13 july 2014
(Reuters) – World financial markets became reacquainted with fear last week, and even if it was short-lived, the ructions in some riskier assets looked to some like a precursor to a much rougher ride down the road.
Concerns that Portugal’s largest listed bank, Banco Espirito Santo was badly exposed to its owners’ accounting problems raised eyebrows in Europe and the U.S., getting investors to ask whether there were more shoes to drop in European banking.
Also some excess speculation that has been building up in various corners has bubbled over. Examples included the halt in trading in the stock of a company, Cynk Technology, with no assets or revenue, that had soared to a $6.4 billion market value, and the sudden collapse of Spanish wireless provider Gowex after a massive accounting fraud.
Add in the big reversal in fortunes for some companies who recently did U.S. IPOs, plus Puerto Rico’s increasingly troubled debt picture, and it was tempting to remember Warren Buffett’s old saying: “Only when the tide goes out do you discover who’s been swimming naked.”
Billionaire investor Carl Icahn said he has become very wary. “In my mind, it is time to be cautious about the U.S. stock markets,” he said in a telephone interview on Thursday. “While we are having a great year, I am being very selective about the companies I purchase.”
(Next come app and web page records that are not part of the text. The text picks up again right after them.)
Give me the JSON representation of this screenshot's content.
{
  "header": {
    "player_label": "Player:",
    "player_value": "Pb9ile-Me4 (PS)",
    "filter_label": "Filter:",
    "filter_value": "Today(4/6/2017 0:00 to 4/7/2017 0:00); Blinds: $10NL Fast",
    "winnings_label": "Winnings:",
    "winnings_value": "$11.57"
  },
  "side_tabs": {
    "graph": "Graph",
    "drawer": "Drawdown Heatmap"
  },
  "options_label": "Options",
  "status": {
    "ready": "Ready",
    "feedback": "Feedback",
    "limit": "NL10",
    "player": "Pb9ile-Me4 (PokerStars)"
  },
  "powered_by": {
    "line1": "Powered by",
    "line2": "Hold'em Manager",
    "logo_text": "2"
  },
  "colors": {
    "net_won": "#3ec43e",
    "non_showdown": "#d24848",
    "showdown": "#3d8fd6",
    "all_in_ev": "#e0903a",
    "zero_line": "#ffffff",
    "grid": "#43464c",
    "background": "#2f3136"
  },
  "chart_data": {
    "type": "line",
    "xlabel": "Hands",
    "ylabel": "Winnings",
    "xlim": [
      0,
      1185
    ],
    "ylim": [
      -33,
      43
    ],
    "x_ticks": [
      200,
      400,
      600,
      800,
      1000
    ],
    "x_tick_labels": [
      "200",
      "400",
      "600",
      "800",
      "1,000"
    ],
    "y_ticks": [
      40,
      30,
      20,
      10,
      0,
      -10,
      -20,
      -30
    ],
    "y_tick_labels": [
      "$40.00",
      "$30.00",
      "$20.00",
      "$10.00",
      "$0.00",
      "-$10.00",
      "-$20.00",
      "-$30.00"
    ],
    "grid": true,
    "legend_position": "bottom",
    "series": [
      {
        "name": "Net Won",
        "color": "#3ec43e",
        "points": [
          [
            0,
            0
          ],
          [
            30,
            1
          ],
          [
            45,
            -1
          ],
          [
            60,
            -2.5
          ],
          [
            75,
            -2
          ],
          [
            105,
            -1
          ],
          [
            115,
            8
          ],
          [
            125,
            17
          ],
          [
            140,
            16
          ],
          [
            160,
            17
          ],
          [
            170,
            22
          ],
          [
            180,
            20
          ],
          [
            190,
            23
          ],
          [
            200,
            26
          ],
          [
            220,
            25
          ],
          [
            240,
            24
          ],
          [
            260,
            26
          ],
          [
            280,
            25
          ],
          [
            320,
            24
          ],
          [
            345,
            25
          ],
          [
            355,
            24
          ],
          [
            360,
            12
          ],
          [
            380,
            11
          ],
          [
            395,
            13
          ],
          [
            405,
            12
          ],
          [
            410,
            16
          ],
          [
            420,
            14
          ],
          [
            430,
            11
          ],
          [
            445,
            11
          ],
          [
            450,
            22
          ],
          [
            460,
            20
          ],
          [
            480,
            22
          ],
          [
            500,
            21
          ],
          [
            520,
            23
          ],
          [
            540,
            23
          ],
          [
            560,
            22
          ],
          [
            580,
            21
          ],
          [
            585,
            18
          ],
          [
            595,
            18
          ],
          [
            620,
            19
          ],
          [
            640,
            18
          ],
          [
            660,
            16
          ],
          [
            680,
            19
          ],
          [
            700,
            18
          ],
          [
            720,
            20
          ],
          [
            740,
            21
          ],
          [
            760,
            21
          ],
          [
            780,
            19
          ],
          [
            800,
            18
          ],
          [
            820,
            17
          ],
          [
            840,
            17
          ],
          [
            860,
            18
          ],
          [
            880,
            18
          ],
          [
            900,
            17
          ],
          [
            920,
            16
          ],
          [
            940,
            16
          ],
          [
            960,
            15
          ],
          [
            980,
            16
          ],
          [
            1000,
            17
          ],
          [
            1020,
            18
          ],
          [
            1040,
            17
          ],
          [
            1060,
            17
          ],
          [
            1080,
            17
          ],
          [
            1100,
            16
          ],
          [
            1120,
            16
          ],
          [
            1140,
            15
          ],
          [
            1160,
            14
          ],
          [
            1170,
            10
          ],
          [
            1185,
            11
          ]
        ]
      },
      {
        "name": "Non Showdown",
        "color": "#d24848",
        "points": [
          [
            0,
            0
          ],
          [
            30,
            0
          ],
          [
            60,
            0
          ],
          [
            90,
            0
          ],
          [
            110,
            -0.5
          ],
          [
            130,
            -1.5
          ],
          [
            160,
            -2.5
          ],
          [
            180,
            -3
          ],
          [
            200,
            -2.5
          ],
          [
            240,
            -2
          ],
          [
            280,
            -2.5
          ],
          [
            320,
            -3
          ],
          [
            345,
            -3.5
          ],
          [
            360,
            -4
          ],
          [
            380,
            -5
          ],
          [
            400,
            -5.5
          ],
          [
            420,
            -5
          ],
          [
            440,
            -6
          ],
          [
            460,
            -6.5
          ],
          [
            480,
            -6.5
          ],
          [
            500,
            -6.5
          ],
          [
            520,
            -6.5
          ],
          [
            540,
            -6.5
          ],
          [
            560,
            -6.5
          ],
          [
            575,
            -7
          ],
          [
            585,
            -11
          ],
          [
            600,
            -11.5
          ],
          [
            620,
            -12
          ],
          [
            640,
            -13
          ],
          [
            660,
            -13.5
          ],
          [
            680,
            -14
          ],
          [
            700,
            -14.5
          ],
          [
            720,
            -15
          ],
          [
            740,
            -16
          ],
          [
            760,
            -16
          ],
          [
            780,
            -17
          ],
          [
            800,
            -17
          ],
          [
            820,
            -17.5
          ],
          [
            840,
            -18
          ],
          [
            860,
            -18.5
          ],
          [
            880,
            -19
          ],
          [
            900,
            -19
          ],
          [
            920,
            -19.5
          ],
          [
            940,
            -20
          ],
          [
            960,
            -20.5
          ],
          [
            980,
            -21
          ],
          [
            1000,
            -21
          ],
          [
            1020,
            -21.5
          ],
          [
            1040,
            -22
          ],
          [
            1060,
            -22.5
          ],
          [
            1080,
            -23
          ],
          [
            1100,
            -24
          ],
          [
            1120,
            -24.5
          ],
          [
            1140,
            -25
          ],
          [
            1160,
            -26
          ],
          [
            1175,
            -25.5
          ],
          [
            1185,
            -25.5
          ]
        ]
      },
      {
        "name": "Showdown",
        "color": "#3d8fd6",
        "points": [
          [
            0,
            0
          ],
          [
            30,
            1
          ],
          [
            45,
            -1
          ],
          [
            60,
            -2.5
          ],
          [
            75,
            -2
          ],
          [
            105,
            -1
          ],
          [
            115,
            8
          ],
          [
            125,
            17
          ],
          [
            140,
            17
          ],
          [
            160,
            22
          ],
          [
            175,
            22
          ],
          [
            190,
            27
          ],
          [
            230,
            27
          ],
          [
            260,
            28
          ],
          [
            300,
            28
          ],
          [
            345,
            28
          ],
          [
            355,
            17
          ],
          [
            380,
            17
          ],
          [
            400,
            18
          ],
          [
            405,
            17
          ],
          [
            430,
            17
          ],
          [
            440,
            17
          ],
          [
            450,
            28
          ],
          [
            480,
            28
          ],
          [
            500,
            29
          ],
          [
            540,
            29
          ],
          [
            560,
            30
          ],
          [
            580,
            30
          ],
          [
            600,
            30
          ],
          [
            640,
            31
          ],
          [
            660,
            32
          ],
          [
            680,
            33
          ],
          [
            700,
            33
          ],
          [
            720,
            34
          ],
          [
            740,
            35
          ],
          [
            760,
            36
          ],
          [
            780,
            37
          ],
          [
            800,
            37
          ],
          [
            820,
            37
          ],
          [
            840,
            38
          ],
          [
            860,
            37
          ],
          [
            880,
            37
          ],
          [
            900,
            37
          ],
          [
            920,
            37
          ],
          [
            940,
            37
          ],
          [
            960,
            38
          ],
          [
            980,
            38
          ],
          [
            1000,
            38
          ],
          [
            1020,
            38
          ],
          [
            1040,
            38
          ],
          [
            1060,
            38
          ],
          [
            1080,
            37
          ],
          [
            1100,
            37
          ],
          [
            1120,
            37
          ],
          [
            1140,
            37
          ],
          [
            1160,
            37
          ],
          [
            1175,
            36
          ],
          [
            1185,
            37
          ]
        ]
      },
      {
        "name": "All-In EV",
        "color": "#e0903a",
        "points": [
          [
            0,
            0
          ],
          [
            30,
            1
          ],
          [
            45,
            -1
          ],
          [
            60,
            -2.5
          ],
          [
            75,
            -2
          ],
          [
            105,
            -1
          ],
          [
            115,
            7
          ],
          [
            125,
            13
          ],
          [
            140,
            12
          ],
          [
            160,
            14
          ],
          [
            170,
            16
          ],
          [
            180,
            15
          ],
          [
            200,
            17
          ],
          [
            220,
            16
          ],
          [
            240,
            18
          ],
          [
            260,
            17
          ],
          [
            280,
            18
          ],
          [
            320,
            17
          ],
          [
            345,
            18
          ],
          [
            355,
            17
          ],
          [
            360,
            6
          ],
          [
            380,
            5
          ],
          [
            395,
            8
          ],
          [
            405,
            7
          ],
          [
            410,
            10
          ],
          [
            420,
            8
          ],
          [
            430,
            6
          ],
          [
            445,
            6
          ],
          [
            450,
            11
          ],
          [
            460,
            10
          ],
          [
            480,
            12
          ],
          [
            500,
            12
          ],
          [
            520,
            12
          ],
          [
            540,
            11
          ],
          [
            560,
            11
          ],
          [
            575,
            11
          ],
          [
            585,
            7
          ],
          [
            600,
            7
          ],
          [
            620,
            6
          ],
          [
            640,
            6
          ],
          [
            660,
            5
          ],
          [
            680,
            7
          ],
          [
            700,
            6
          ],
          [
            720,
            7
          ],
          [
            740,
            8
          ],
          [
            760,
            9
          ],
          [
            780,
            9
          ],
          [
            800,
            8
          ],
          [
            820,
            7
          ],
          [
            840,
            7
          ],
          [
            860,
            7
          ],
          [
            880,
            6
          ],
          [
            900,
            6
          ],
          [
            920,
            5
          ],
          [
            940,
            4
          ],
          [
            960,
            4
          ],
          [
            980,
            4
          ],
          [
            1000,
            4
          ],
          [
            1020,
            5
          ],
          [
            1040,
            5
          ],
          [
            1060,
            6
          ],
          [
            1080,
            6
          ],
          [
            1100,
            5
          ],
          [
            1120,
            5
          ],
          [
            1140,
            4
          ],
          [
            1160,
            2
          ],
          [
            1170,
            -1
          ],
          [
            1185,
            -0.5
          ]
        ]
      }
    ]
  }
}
It all comes against a backdrop of anxiety about whether global markets and economies are resilient enough to cope when the U.S. Federal Reserve takes the punch bowl away by ending its bond buying program and then starts to raise interest rates – probably next year – for the first time since 2006.
The sense of complacency that had set in among many investors has begun to disappear. Small-cap U.S. stocks fell more than 4 percent last week, their worst one-week performance in more than two years, while Spain’s Banco Popular postponed a bond offering and Greece could only place about half of what it wanted in a debt sale.
What’s unclear is whether this is all about a short-lived, modest correction in some high-risk assets that had gotten out of control, or if its a harbinger of something more dramatic to come. Some are confident there will be a correction.
“I don’t care if it’s Portugal, Ukraine, Russia or the Fed, markets are due for at least a pause or potentially a 10 to 12 percent pullback on a trading basis,” said Jeffrey Saut, chief investment strategist at Raymond James Financial in St. Petersburg, Florida.
A correction of about 10 percent would generally be welcomed by large institutional managers, as the S&P 500 has not dropped by that amount in about three years. In recent weeks it has come within range of the 2,000 mark for the first time ever, having nearly tripled from its lows in 2009 during the financial crisis.